- Choose the appropriate car seat. Parents should make sure that they install the right car seat based on the child’s age, height, and weight. If they are unsure about which car seat to get, the child’s pediatrician can recommend a safe option.
- Pick the safest spot for the car seat. The middle seat is the safest if the vehicle is in a side impact car accident. However, the outer seats are generally safer if the seat is secured properly.
- Some older vehicles have separate belts for the side and the lap. If your car has this type of seat belt, make sure that the backseat passengers use both belts properly.
- Make sure that the backseat passengers stay calm. Yelling, jumping, or any loud, rambunctious behavior can be distracting to the driver and increase the risk of a serious accident.
- Do not lay down when riding in the back seat. This prevents the seat belt from working properly. If you are involved in a car accident, you are at an increased risk of being ejected from the vehicle.
- Store loose objects. There are a number of objects that you may place on the console between the two front seats, including your keys, your phone, a water bottle, or other loose objects that you did not put in the glove compartment.
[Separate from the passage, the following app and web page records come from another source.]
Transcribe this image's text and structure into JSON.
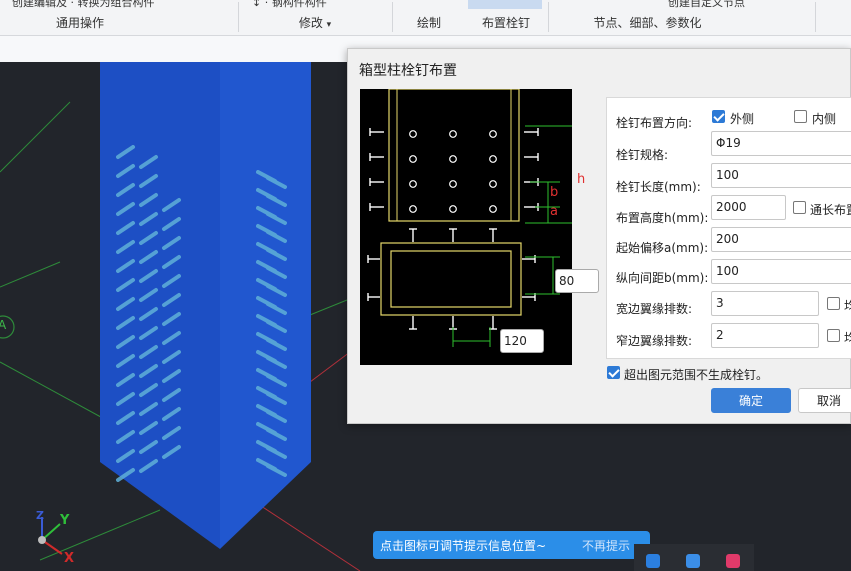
{
  "ribbon": {
    "groups": [
      {
        "caption": "通用操作",
        "top_text": "创建编辑及 · 转换为组合构件"
      },
      {
        "caption": "修改",
        "top_text": "↕ · 钢构件构件"
      },
      {
        "caption": "绘制",
        "top_text": ""
      },
      {
        "caption": "布置栓钉",
        "top_text": ""
      },
      {
        "caption": "节点、细部、参数化",
        "top_text": "创建自定义节点"
      }
    ],
    "modify_dropdown": "▾"
  },
  "dialog": {
    "title": "箱型柱栓钉布置",
    "preview": {
      "dim_80": "80",
      "dim_120": "120",
      "label_h": "h",
      "label_b": "b",
      "label_a": "a"
    },
    "fields": {
      "direction_label": "栓钉布置方向:",
      "outer_label": "外侧",
      "inner_label": "内侧",
      "spec_label": "栓钉规格:",
      "spec_value": "Φ19",
      "length_label": "栓钉长度(mm):",
      "length_value": "100",
      "height_label": "布置高度h(mm):",
      "height_value": "2000",
      "full_length_label": "通长布置",
      "offset_label": "起始偏移a(mm):",
      "offset_value": "200",
      "spacing_label": "纵向间距b(mm):",
      "spacing_value": "100",
      "wide_rows_label": "宽边翼缘排数:",
      "wide_rows_value": "3",
      "narrow_rows_label": "窄边翼缘排数:",
      "narrow_rows_value": "2",
      "even_label": "均",
      "outer_checked": true,
      "inner_checked": false,
      "full_length_checked": false
    },
    "out_of_range_label": "超出图元范围不生成栓钉。",
    "out_of_range_checked": true,
    "ok": "确定",
    "cancel": "取消"
  },
  "viewport": {
    "axis_label": "A",
    "x_label": "X",
    "y_label": "Y",
    "z_label": "Z"
  },
  "toast": {
    "message": "点击图标可调节提示信息位置~",
    "dismiss": "不再提示"
  },
  "colors": {
    "column": "#1d4fc4",
    "accent": "#3a80d8",
    "toast": "#2b8ee8"
  }
}
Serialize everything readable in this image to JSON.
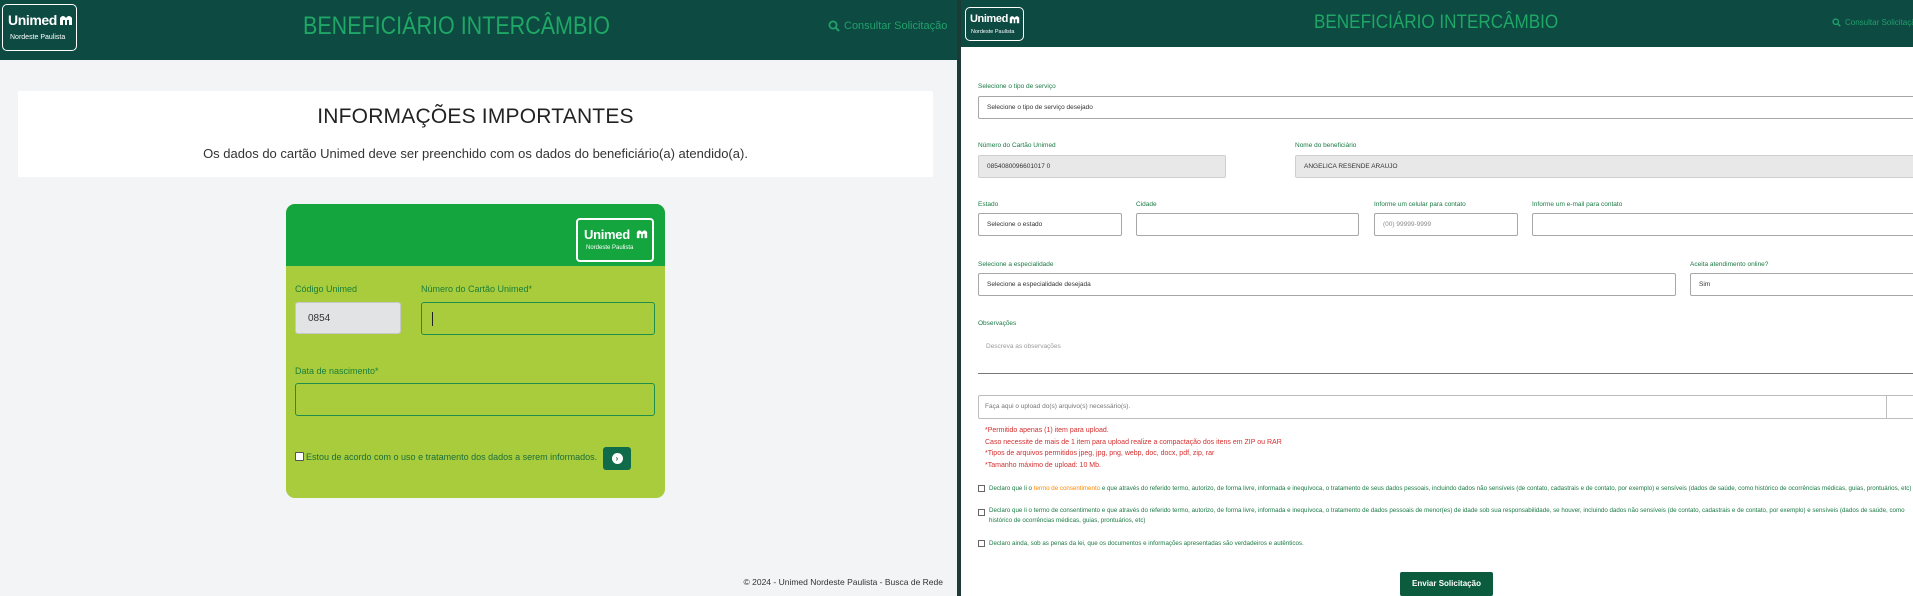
{
  "brand": {
    "logo_text": "Unimed",
    "logo_sub": "Nordeste Paulista",
    "header_title": "BENEFICIÁRIO INTERCÂMBIO",
    "consult_link": "Consultar Solicitação",
    "header_bg": "#0c4a42",
    "title_color": "#1fa766"
  },
  "login_page": {
    "info_title": "INFORMAÇÕES IMPORTANTES",
    "info_text": "Os dados do cartão Unimed deve ser preenchido com os dados do beneficiário(a) atendido(a).",
    "code_label": "Código Unimed",
    "code_value": "0854",
    "card_label": "Número do Cartão Unimed*",
    "card_value": "",
    "birth_label": "Data de nascimento*",
    "birth_value": "",
    "consent_label": "Estou de acordo com o uso e tratamento dos dados a serem informados.",
    "footer": "© 2024 - Unimed Nordeste Paulista - Busca de Rede"
  },
  "request_form": {
    "service_label": "Selecione o tipo de serviço",
    "service_value": "Selecione o tipo de serviço desejado",
    "card_label": "Número do Cartão Unimed",
    "card_value": "0854080096601017 0",
    "beneficiary_label": "Nome do beneficiário",
    "beneficiary_value": "ANGELICA RESENDE ARAUJO",
    "state_label": "Estado",
    "state_value": "Selecione o estado",
    "city_label": "Cidade",
    "city_value": "",
    "phone_label": "Informe um celular para contato",
    "phone_placeholder": "(00) 99999-9999",
    "email_label": "Informe um e-mail para contato",
    "email_value": "",
    "specialty_label": "Selecione a especialidade",
    "specialty_value": "Selecione a especialidade desejada",
    "online_label": "Aceita atendimento online?",
    "online_value": "Sim",
    "notes_label": "Observações",
    "notes_placeholder": "Descreva as observações",
    "upload_placeholder": "Faça aqui o upload do(s) arquivo(s) necessário(s).",
    "rules": [
      "*Permitido apenas (1) item para upload.",
      "Caso necessite de mais de 1 item para upload realize a compactação dos itens em ZIP ou RAR",
      "*Tipos de arquivos permitidos jpeg, jpg, png, webp, doc, docx, pdf, zip, rar",
      "*Tamanho máximo de upload: 10 Mb."
    ],
    "declaration_1a": "Declaro que li o ",
    "declaration_1_link": "termo de consentimento",
    "declaration_1b": " e que através do referido termo, autorizo, de forma livre, informada e inequívoca, o tratamento de seus dados pessoais, incluindo dados não sensíveis (de contato, cadastrais e de contato, por exemplo) e sensíveis (dados de saúde, como histórico de ocorrências médicas, guias, prontuários, etc)",
    "declaration_2": "Declaro que li o termo de consentimento e que através do referido termo, autorizo, de forma livre, informada e inequívoca, o tratamento de dados pessoais de menor(es) de idade sob sua responsabilidade, se houver, incluindo dados não sensíveis (de contato, cadastrais e de contato, por exemplo) e sensíveis (dados de saúde, como histórico de ocorrências médicas, guias, prontuários, etc)",
    "declaration_3": "Declaro ainda, sob as penas da lei, que os documentos e informações apresentadas são verdadeiros e autênticos.",
    "submit_label": "Enviar Solicitação"
  }
}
If the vehicle comes to a sudden stop or is involved in a high-speed accident, any unsecured object can become dangerous if it hits the drivers or any other passengers in the vehicle, including backseat passengers. Keep all loose items stored in the glove compartment.
Wearing a seat belt is one of the simplest and most effective things you can do to prevent severe injuries if you are involved in a car accident. While improvements are being made to backseat safety, not wearing a seat belt will only increase the risk of serious injuries.
Virginia Beach Car Accident Lawyers at Anchor Legal Group, PLLC Represent Backseat Passengers Injured in Accidents
If you have been injured in a car accident while riding in the back seat, you are urged to contact one of our Virginia Beach car accident lawyers at Anchor Legal Group, PLLC. To schedule a free consultation, call us today at 757-LAW-0000 or contact us online. Located in Virginia Beach, we serve clients throughout Chesapeake, Norfolk, Suffolk, Portsmouth, Newport News, Hampton, and Eastern Shore, Virginia. We also serve our clients throughout the United States through our network of associated attorneys.